Next, it’s time to choose the correct category for your board. Pinterest categories can sometimes be a little obscure depending on your niche. If there are 2 Pinterest board categories that make sense for your board topic, create 2 similar boards, one for each category. Over time, you will be able to see which category performs better based on the performance of the boards.
In the board planning spreadsheet, you’ll also find columns to track the date the board was optimized and for which category you chose for the board. Since this is the exact board planning spreadsheet I use in my business, this data needs to be documented and tracked. In your case, these columns are totally optional, but it doesn’t hurt to have the extra data! 🙂
After the optimization is complete, your board planning spreadsheet should look like this:
Step 4: Cleaning Up Your Other Boards
If you’re a blogger, chances are you’ve been a Pinterest user for years. So, you may be wondering, “What Pinterest boards should I keep for my personal pins that aren’t related to my blog?”
This often happens when converting a personal Pinterest account to a business account. Your personal boards all stay on your account even after converting to a business account.
If you’re actively use your business Pinterest account for personal browsing and pinning, simply convert your personal boards into secret boards. That way you can still save pins to them without disturbing your followers with off-topic pins and risking an unfollow.
If there are boards you no longer save pins to, archive them. Archiving inactive boards will help keep your secret boards’ area tidy. Mine was a total disaster when I first converted my personal account to a business account!
Step 5: Which Boards NOT To Create
1) Unrelated Boards
There’s no benefit to having boards on your account that are unrelated to your categories. In fact, having those boards could attract the wrong audience to your account.
Make sure each board on your account is related to the categories you cover, even if they are loosely related.
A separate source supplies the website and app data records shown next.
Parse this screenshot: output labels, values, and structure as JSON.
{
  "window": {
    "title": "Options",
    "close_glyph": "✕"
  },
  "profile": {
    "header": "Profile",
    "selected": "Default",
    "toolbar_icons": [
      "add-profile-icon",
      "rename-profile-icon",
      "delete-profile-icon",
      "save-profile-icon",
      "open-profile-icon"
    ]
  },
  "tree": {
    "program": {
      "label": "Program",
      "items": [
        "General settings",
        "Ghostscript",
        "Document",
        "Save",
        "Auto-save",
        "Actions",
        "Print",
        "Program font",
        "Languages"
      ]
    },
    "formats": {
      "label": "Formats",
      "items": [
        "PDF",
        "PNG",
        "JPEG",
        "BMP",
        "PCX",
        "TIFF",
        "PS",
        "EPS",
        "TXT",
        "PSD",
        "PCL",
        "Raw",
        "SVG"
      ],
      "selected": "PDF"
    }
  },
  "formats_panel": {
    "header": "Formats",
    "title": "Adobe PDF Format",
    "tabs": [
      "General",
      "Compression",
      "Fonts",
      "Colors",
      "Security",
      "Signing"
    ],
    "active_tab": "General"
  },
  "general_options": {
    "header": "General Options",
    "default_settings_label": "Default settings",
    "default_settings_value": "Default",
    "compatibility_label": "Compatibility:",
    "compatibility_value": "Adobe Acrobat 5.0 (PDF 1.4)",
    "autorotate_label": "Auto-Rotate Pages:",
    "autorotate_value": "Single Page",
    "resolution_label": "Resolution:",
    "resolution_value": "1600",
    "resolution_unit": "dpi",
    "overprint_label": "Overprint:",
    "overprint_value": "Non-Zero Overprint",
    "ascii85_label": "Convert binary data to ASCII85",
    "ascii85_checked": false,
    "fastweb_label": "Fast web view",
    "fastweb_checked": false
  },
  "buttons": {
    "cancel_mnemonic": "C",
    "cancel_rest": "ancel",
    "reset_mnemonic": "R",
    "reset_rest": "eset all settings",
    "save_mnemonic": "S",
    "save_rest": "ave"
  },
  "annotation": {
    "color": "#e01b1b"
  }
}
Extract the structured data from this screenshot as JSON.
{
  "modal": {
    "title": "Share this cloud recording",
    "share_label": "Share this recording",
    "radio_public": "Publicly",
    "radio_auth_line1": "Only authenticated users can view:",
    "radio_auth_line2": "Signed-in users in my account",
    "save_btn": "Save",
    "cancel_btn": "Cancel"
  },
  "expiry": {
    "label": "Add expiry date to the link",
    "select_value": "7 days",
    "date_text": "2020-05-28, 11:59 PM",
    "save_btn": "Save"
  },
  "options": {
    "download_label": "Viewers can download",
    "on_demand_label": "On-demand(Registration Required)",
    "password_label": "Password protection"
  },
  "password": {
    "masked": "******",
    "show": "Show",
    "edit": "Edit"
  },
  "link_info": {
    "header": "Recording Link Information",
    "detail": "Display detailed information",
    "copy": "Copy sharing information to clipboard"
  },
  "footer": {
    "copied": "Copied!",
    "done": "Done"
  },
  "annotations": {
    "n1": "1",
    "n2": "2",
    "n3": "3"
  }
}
For example, if I have a blog all about gardening and lawn care, a board about clothing trends would not fit in with my niche. I would want to attract an audience who wants to learn about gardening and lawn care, not fashion!
2) Boards Covering a Variety of Topics
Many bloggers and online Pinterest teachers advise their students to create a board dedicated to collecting all of their blog posts. If you write about a variety of topics, I would strongly suggest that you do not do this.
It’s important to realize that the Pinterest algorithm indexes pins based on their category first using their Pin2Interest system. This is how Pinterest is able to show “related pins” based on interests in the Smart Feed and underneath individual pins.
The algorithm understands what your pin is about based on a variety of factors. One factor is the boards onto which the pin is saved. Especially the first board a pin is saved to.
If you have a board with a variety of topics grouped together, the interest won’t be clear to Pinterest. In fact, it may confuse the algorithm as to what your pin is all about. This is not what we want! We want Pinterest to understand our pins and show them to the right people.
To learn more about how to leverage the Pinterest algorithm in my annual free Pinterest Strategy Guide.
Can Adding Board Sections Help Pinterest Understand Pins on a General Topic Board?
In short, no! Pinterest has stated that Sections do not play a role in SEO and exist only to help you organize your boards. We should only use sections as an organizational tool to provide a better user experience.
Save this article for later! Pin it to your Pinterest Marketing Board.
Now that you have a clear process to plan out your Pinterest boards, you no longer have to ask yourself, “What Pinterest boards should I have?” Starting with your main categories and planning out your boards using keywords is the best way to make sure you’re Pinterest account is ready optimized for your content. If you’d rather have a Pinterest manager do the research and set up for you, check out our Existing Account Optimization and New Account Optimization Packages.